January 1996 Floods Deliver Large Loads of Nutrients and Sediment to the Chesapeake Bay [open pdf - 142KB]
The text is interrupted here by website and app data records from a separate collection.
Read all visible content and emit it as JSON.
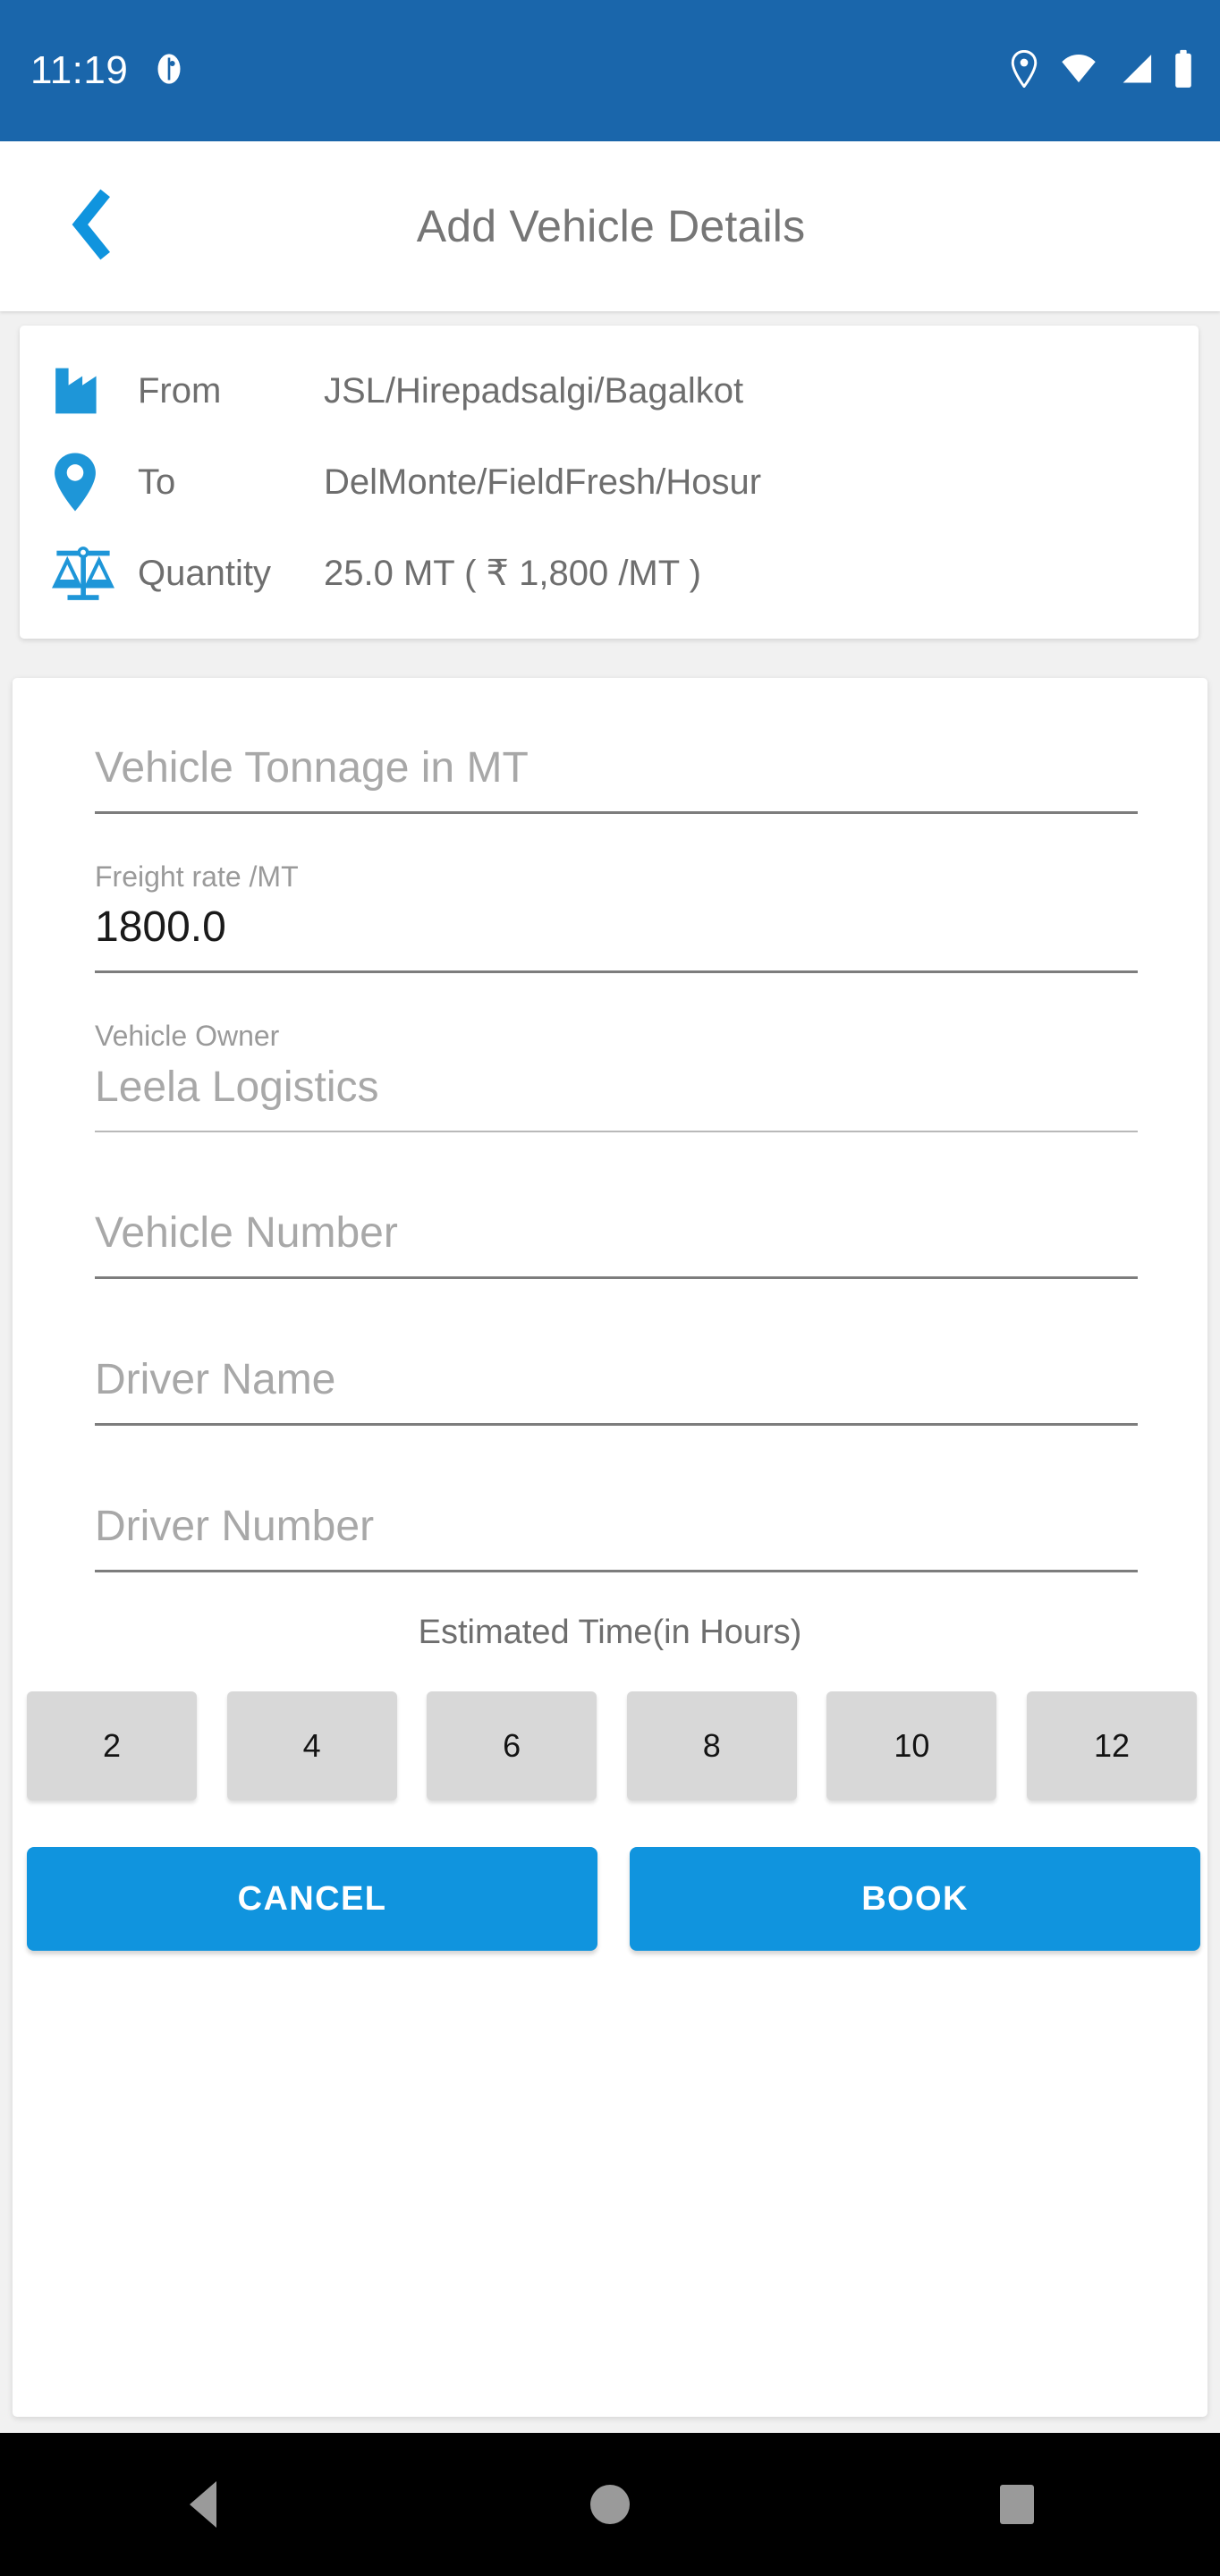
{
  "status_bar": {
    "time": "11:19",
    "notification_icon": "app-notification-icon",
    "icons": [
      "location-pin-icon",
      "wifi-icon",
      "cellular-signal-icon",
      "battery-icon"
    ],
    "background_color": "#1a66ab"
  },
  "app_bar": {
    "back_icon": "chevron-left-icon",
    "title": "Add Vehicle Details",
    "accent_color": "#1094de"
  },
  "info_card": {
    "rows": [
      {
        "icon": "factory-icon",
        "label": "From",
        "value": "JSL/Hirepadsalgi/Bagalkot"
      },
      {
        "icon": "map-pin-icon",
        "label": "To",
        "value": "DelMonte/FieldFresh/Hosur"
      },
      {
        "icon": "balance-scale-icon",
        "label": "Quantity",
        "value": "25.0 MT  ( ₹ 1,800 /MT )"
      }
    ]
  },
  "form": {
    "tonnage": {
      "label": "",
      "placeholder": "Vehicle Tonnage in MT",
      "value": ""
    },
    "freight_rate": {
      "label": "Freight rate /MT",
      "placeholder": "",
      "value": "1800.0"
    },
    "vehicle_owner": {
      "label": "Vehicle Owner",
      "placeholder": "Leela Logistics",
      "value": ""
    },
    "vehicle_number": {
      "label": "",
      "placeholder": "Vehicle Number",
      "value": ""
    },
    "driver_name": {
      "label": "",
      "placeholder": "Driver Name",
      "value": ""
    },
    "driver_number": {
      "label": "",
      "placeholder": "Driver Number",
      "value": ""
    },
    "estimated_time_label": "Estimated Time(in Hours)",
    "estimated_time_options": [
      "2",
      "4",
      "6",
      "8",
      "10",
      "12"
    ]
  },
  "actions": {
    "cancel_label": "CANCEL",
    "book_label": "BOOK",
    "button_color": "#1094de"
  },
  "nav_bar": {
    "back": "nav-back-icon",
    "home": "nav-home-icon",
    "recents": "nav-recents-icon"
  }
}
"The Blizzard of 1996 struck the Mid-Atlantic region in January, depositing a record amount of snowfall. Within two weeks of the paralyzing blizzard, warm and extremely humid air entered the region, followed by a major rainstorm. The combination of warm, humid air and heavy rainfall melted the snow at an unprecedented rate. In just over one day, two to five inches of water from snowmelt combined with two to five inches of rainfall, resulting in widespread major flooding throughout the Mid-Atlantic region, including the Chesapeake Bay watershed (Figure 1). The January 1996 storm caused severe flooding on many Chesapeake Bay tributaries. As a result of the flooding, large amounts of nutrients and sediment entered the Bay. The U.S. Geological Survey (USGS) monitored the amount of streamflow, nutrients, and sediment that entered the Chesapeake Bay as a result of the flood. This information is used to evaluate the effect of hydrologic events of this magnitude on the Bay's health and living resources."
U.S. Geological Survey: http://www.usgs.gov/